INSTRUCTIONS TO FOLLOW: All of the data is to be set down again without any alteration.

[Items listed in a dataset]
-.-.-
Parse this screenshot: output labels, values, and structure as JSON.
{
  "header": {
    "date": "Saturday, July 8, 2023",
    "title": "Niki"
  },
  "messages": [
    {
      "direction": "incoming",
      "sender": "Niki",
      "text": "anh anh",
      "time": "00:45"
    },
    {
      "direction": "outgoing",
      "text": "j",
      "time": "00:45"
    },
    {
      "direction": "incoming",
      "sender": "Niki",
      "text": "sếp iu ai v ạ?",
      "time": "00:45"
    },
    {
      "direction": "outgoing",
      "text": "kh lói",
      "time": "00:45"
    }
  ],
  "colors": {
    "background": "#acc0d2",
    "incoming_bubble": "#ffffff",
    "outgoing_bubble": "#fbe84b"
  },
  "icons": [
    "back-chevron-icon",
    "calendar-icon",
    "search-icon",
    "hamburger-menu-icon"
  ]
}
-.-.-
THE COMPLETED TASK:
Parse this screenshot: output labels, values, and structure as JSON.
{
  "header": {
    "date": "Saturday, July 8, 2023",
    "title": "Niki"
  },
  "messages": [
    {
      "direction": "incoming",
      "sender": "Niki",
      "text": "anh anh",
      "time": "00:45"
    },
    {
      "direction": "outgoing",
      "text": "j",
      "time": "00:45"
    },
    {
      "direction": "incoming",
      "sender": "Niki",
      "text": "sếp iu ai v ạ?",
      "time": "00:45"
    },
    {
      "direction": "outgoing",
      "text": "kh lói",
      "time": "00:45"
    }
  ],
  "colors": {
    "background": "#acc0d2",
    "incoming_bubble": "#ffffff",
    "outgoing_bubble": "#fbe84b"
  },
  "icons": [
    "back-chevron-icon",
    "calendar-icon",
    "search-icon",
    "hamburger-menu-icon"
  ]
}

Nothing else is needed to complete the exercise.